The main benefits are that it is easier, quicker, more efficient and would potentially increase voter turnout on polling day. Then there’s the added benefit that it could well prove to be cheaper for councils and the government… “And reduce the number of accidentally spoiled ballots,” says Dr Kevin Curran, a computer science reader at the University of Ulster and a senior member of the IEEE (Institute of Electrical and Electroncis Engineers). He adds: “The ‘no brainer’ for electronic voting is reduced costs; online voting would cut the cost per vote by a third.”
So, what’s holding it back? Stopping the cybercriminals and hackers from gaining access to the system and wrecking the voting process, or interfering with the results. Now that’s a big question. By nature, voting has to be anonymous; so, how do you handle the automatic verification process to ensure that a vote is a true vote, and not one posted by a hacker of bot program. What if somebody’s credentials have been compromised? Who voted using that person’s name and verification?
Emm at Kaspersky said: “There’s the issue of somebody being tricked into a site that isn’t the legitimate online voting site – which is ‘phisihing’ pure and simple.” He added: “If you take a marginal seat and something like this happened it could potentially change the whole complexion of the government.”
Without doubt, online voting will happen at some point in the future. Indeed, the House of Commons speaker, John Bercow, has stated that he wants e-voting ready to go by the 2020 general election! In establishing the Digital Democracy Commission, he has called on the government to introduce a new strategy that will modernise the UK’s voting system.
The Commission said: “The concerns about security must be overcome. Once this is achieved, there will be an urgent need to provide citizens with access to online voting and the UK must be prepared for this.” It added: “The new online registration system could be a cornerstone of a future online voting system, although it would not solve the problem of verifying the identity of people when casting their vote online.”

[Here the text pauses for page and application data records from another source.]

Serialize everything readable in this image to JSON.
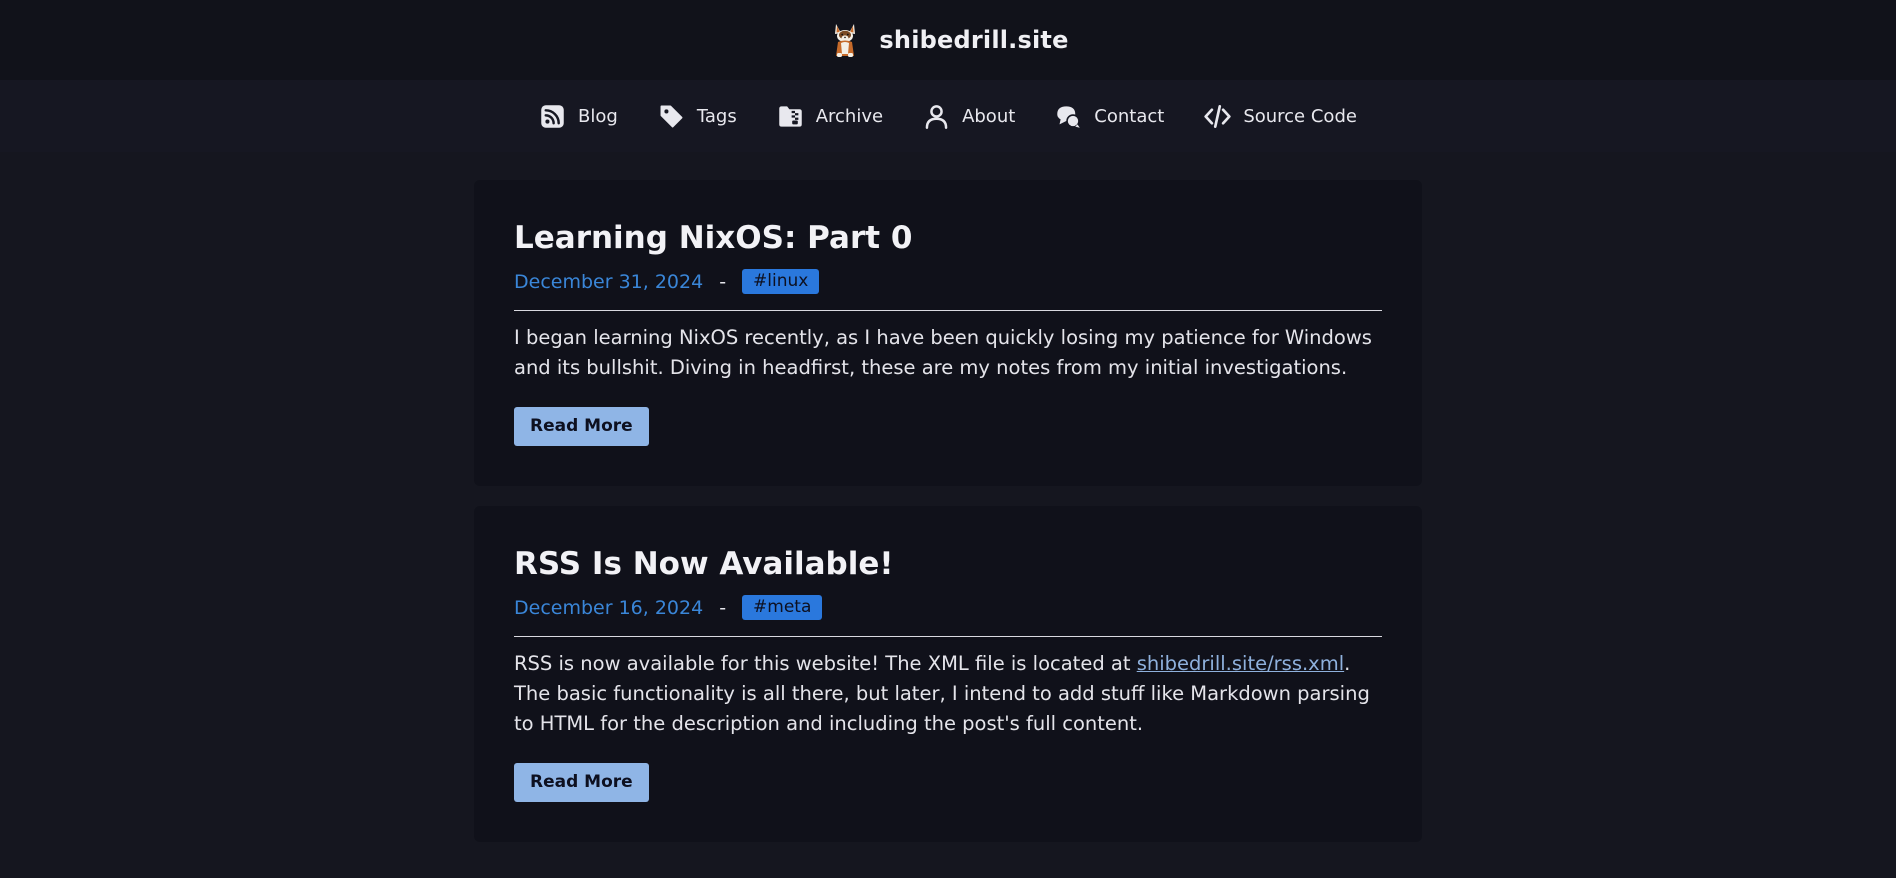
{
  "header": {
    "site_title": "shibedrill.site",
    "logo": "shiba-dog-logo"
  },
  "nav": {
    "items": [
      {
        "label": "Blog",
        "icon": "rss-icon"
      },
      {
        "label": "Tags",
        "icon": "tag-icon"
      },
      {
        "label": "Archive",
        "icon": "archive-file-icon"
      },
      {
        "label": "About",
        "icon": "user-icon"
      },
      {
        "label": "Contact",
        "icon": "chat-bubbles-icon"
      },
      {
        "label": "Source Code",
        "icon": "code-icon"
      }
    ]
  },
  "posts": [
    {
      "title": "Learning NixOS: Part 0",
      "date": "December 31, 2024",
      "separator": "-",
      "tag": "#linux",
      "description": "I began learning NixOS recently, as I have been quickly losing my patience for Windows and its bullshit. Diving in headfirst, these are my notes from my initial investigations.",
      "read_more": "Read More"
    },
    {
      "title": "RSS Is Now Available!",
      "date": "December 16, 2024",
      "separator": "-",
      "tag": "#meta",
      "description_before": "RSS is now available for this website! The XML file is located at ",
      "description_link": "shibedrill.site/rss.xml",
      "description_after": ". The basic functionality is all there, but later, I intend to add stuff like Markdown parsing to HTML for the description and including the post's full content.",
      "read_more": "Read More"
    }
  ],
  "colors": {
    "background": "#15161f",
    "header_bg": "#11121a",
    "nav_bg": "#161722",
    "card_bg": "#10111a",
    "accent_date": "#3a86d8",
    "tag_bg": "#2a78dd",
    "button_bg": "#8fb5e6",
    "link": "#8fb1dd"
  }
}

As some security analysts take a deep breath believing this ambition being a step too far, others aren’t so hesitant to step forward and say, technologically speaking, who knows what can happen in five years’.